"We were surprised by the high number of users logged on to our service during election day," Ryan said. "We actually experienced a record high number of users at 8:45 in the evening, two hours before our normal peak time."

The Internet is a worldwide network that links computers. Anyone with a home computer and telephone equipment can gain access to it. The World Wide Web, or "web" as its called, is a portion of the Internet that features graphics and sound, as well as text. Millions of computer users the world over connect to the Internet to obtain information on almost any subject.

Ryan said the election day users were concentrated in the news and political sections, trying to get the latest news and information on different political races across the nation.

She also said the AOL election news "chat room" -- a place where computer users come together to exchange messages -- was full and "very active."
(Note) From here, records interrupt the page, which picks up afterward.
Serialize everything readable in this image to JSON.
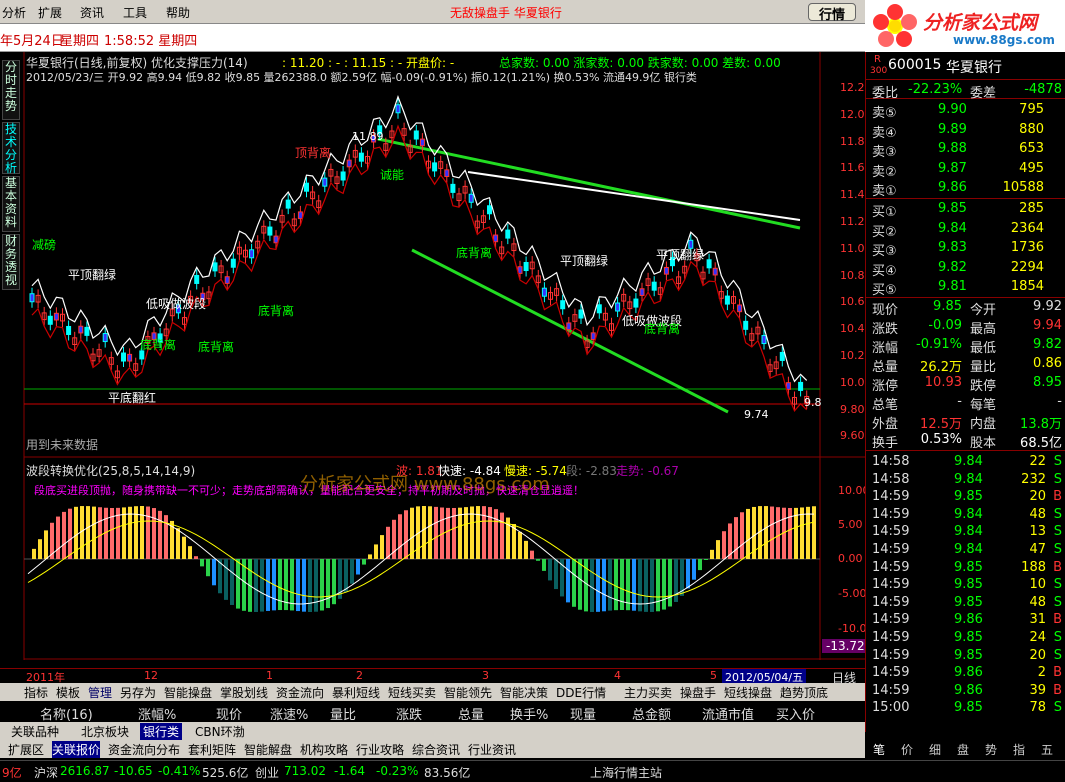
{
  "menu": [
    "分析",
    "扩展",
    "资讯",
    "工具",
    "帮助"
  ],
  "menu_center": "无敌操盘手  华夏银行",
  "quote_button": "行情",
  "datetime": {
    "date": "年5月24日",
    "weekday": "星期四",
    "time": "1:58:52 星期四"
  },
  "logo": {
    "title": "分析家公式网",
    "url": "www.88gs.com"
  },
  "side_tabs": [
    "分时走势",
    "技术分析",
    "基本资料",
    "财务透视"
  ],
  "chart": {
    "title": "华夏银行(日线,前复权) 优化支撑压力(14)",
    "vals": ": 11.20 : - : 11.15 : - 开盘价: -",
    "stats_line": "总家数: 0.00  涨家数: 0.00  跌家数: 0.00  差数: 0.00",
    "bar_info": "2012/05/23/三 开9.92 高9.94 低9.82 收9.85 量262388.0 额2.59亿 幅-0.09(-0.91%) 振0.12(1.21%) 换0.53% 流通49.9亿 银行类",
    "note": "用到未来数据",
    "price_labels": [
      "12.20",
      "12.00",
      "11.80",
      "11.60",
      "11.40",
      "11.20",
      "11.00",
      "10.80",
      "10.60",
      "10.40",
      "10.20",
      "10.00",
      "9.80",
      "9.60"
    ],
    "annotations": {
      "a1": "顶背离",
      "a2": "11.89",
      "a3": "平顶翻绿",
      "a4": "低吸做波段",
      "a5": "底背离",
      "a6": "底背离",
      "a7": "底背离",
      "a8": "平底翻红",
      "a9": "平顶翻绿",
      "a10": "平顶翻绿",
      "a11": "低吸做波段",
      "a12": "底背离",
      "a13": "9.74",
      "a14": "9.8",
      "a15": "底背离",
      "a16": "减磅",
      "a17": "诚能"
    },
    "ind_title": "波段转换优化(25,8,5,14,14,9)",
    "ind_vals": {
      "bo": "波: 1.81",
      "kuai": "快速: -4.84",
      "man": "慢速: -5.74",
      "duan": "段: -2.83",
      "zou": "走势: -0.67"
    },
    "ind_note": "段底买进段顶抛，随身携带缺一不可少；走势底部需确认，量能配合更安全；持平初期及时抛，快速清仓显逍遥！",
    "watermark": "分析家公式网 www.88gs.com",
    "ind_labels": [
      "10.00",
      "5.00",
      "0.00",
      "-5.00",
      "-10.00"
    ],
    "ind_current": "-13.72",
    "time_axis": [
      "2011年",
      "12",
      "1",
      "2",
      "3",
      "4",
      "5",
      "2012/05/04/五"
    ],
    "period": "日线",
    "up_color": "#ff3333",
    "down_color": "#00ffff",
    "ma_color": "#ffffff",
    "trend_color": "#00ff00"
  },
  "toolbar": [
    "指标",
    "模板",
    "管理",
    "另存为",
    "智能操盘",
    "掌股划线",
    "资金流向",
    "暴利短线",
    "短线买卖",
    "智能领先",
    "智能决策",
    "DDE行情",
    "主力买卖",
    "操盘手",
    "短线操盘",
    "趋势顶底"
  ],
  "columns": [
    "名称(16)",
    "涨幅%",
    "现价",
    "涨速%",
    "量比",
    "涨跌",
    "总量",
    "换手%",
    "现量",
    "总金额",
    "流通市值",
    "买入价"
  ],
  "cat_tabs": [
    "关联品种",
    "北京板块",
    "银行类",
    "CBN环渤"
  ],
  "bottom_tabs": [
    "扩展区",
    "关联报价",
    "资金流向分布",
    "套利矩阵",
    "智能解盘",
    "机构攻略",
    "行业攻略",
    "综合资讯",
    "行业资讯"
  ],
  "status": {
    "sh": "沪深",
    "sh_val": "2616.87",
    "sh_chg": "-10.65",
    "sh_pct": "-0.41%",
    "sh_amt": "525.6亿",
    "cy": "创业",
    "cy_val": "713.02",
    "cy_chg": "-1.64",
    "cy_pct": "-0.23%",
    "cy_amt": "83.56亿",
    "left": "9亿",
    "server": "上海行情主站"
  },
  "stock": {
    "code": "600015",
    "name": "华夏银行",
    "r": "R",
    "num": "300",
    "weibi_label": "委比",
    "weibi": "-22.23%",
    "weicha_label": "委差",
    "weicha": "-4878",
    "sells": [
      {
        "l": "卖⑤",
        "p": "9.90",
        "v": "795"
      },
      {
        "l": "卖④",
        "p": "9.89",
        "v": "880"
      },
      {
        "l": "卖③",
        "p": "9.88",
        "v": "653"
      },
      {
        "l": "卖②",
        "p": "9.87",
        "v": "495"
      },
      {
        "l": "卖①",
        "p": "9.86",
        "v": "10588"
      }
    ],
    "buys": [
      {
        "l": "买①",
        "p": "9.85",
        "v": "285"
      },
      {
        "l": "买②",
        "p": "9.84",
        "v": "2364"
      },
      {
        "l": "买③",
        "p": "9.83",
        "v": "1736"
      },
      {
        "l": "买④",
        "p": "9.82",
        "v": "2294"
      },
      {
        "l": "买⑤",
        "p": "9.81",
        "v": "1854"
      }
    ],
    "info": [
      {
        "l1": "现价",
        "v1": "9.85",
        "l2": "今开",
        "v2": "9.92"
      },
      {
        "l1": "涨跌",
        "v1": "-0.09",
        "l2": "最高",
        "v2": "9.94"
      },
      {
        "l1": "涨幅",
        "v1": "-0.91%",
        "l2": "最低",
        "v2": "9.82"
      },
      {
        "l1": "总量",
        "v1": "26.2万",
        "l2": "量比",
        "v2": "0.86"
      },
      {
        "l1": "涨停",
        "v1": "10.93",
        "l2": "跌停",
        "v2": "8.95"
      },
      {
        "l1": "总笔",
        "v1": "-",
        "l2": "每笔",
        "v2": "-"
      },
      {
        "l1": "外盘",
        "v1": "12.5万",
        "l2": "内盘",
        "v2": "13.8万"
      },
      {
        "l1": "换手",
        "v1": "0.53%",
        "l2": "股本",
        "v2": "68.5亿"
      }
    ],
    "ticks": [
      {
        "t": "14:58",
        "p": "9.84",
        "v": "22",
        "s": "S"
      },
      {
        "t": "14:58",
        "p": "9.84",
        "v": "232",
        "s": "S"
      },
      {
        "t": "14:59",
        "p": "9.85",
        "v": "20",
        "s": "B"
      },
      {
        "t": "14:59",
        "p": "9.84",
        "v": "48",
        "s": "S"
      },
      {
        "t": "14:59",
        "p": "9.84",
        "v": "13",
        "s": "S"
      },
      {
        "t": "14:59",
        "p": "9.84",
        "v": "47",
        "s": "S"
      },
      {
        "t": "14:59",
        "p": "9.85",
        "v": "188",
        "s": "B"
      },
      {
        "t": "14:59",
        "p": "9.85",
        "v": "10",
        "s": "S"
      },
      {
        "t": "14:59",
        "p": "9.85",
        "v": "48",
        "s": "S"
      },
      {
        "t": "14:59",
        "p": "9.86",
        "v": "31",
        "s": "B"
      },
      {
        "t": "14:59",
        "p": "9.85",
        "v": "24",
        "s": "S"
      },
      {
        "t": "14:59",
        "p": "9.85",
        "v": "20",
        "s": "S"
      },
      {
        "t": "14:59",
        "p": "9.86",
        "v": "2",
        "s": "B"
      },
      {
        "t": "14:59",
        "p": "9.86",
        "v": "39",
        "s": "B"
      },
      {
        "t": "15:00",
        "p": "9.85",
        "v": "78",
        "s": "S"
      }
    ],
    "rp_tabs": [
      "笔",
      "价",
      "细",
      "盘",
      "势",
      "指",
      "五"
    ]
  }
}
Some critics, however, charge that the Internet was too slow in updating election information and cumbersome to use, adding that most people could get the information they needed quicker and more efficiently from television.

Ryan disagreed.

"I think the Internet advantage over watching the television is that users can log on and go straight to the news that interests them," she said. "Maybe it's the presidential election, maybe they are more interested in a state or local race. But that's the beauty of the Internet. They don't have to wait for an anchorman to tell them what they want to know. They can get the information they want, when they want."

Although many Internet providers said they were ready for an increased number of users, several of the WorldWide Web political sites were overloaded, resulting in a slowdown and even traffic jams on the network.

MSNBC, the on-line news service of the American television network NBC and the Microsoft Corporation, said it experienced five times the regular number of users, making them periodically inaccessible to visitors during the evening.

International television station Cable News Network (CNN) had to cease promoting its web site during election coverage because a record number of users flocked to the site, bringing it to a standstill.

The web page of the American newspaper "The New York Times" also reported a record number of visitors during election day and had the additional problem of a computer hacker flooding the site with unauthorized access requests. Many times during the evening, the site was inaccessible.

Yet some advocates say the Internet performed admirably as a primary or a secondary source of election information, demonstrating a potential for even more exciting things to come for the next election.

"We've come a long way since the last presidential election in 1992," Ryan said enthusiastically. "And in four more years, we'll have even more to offer."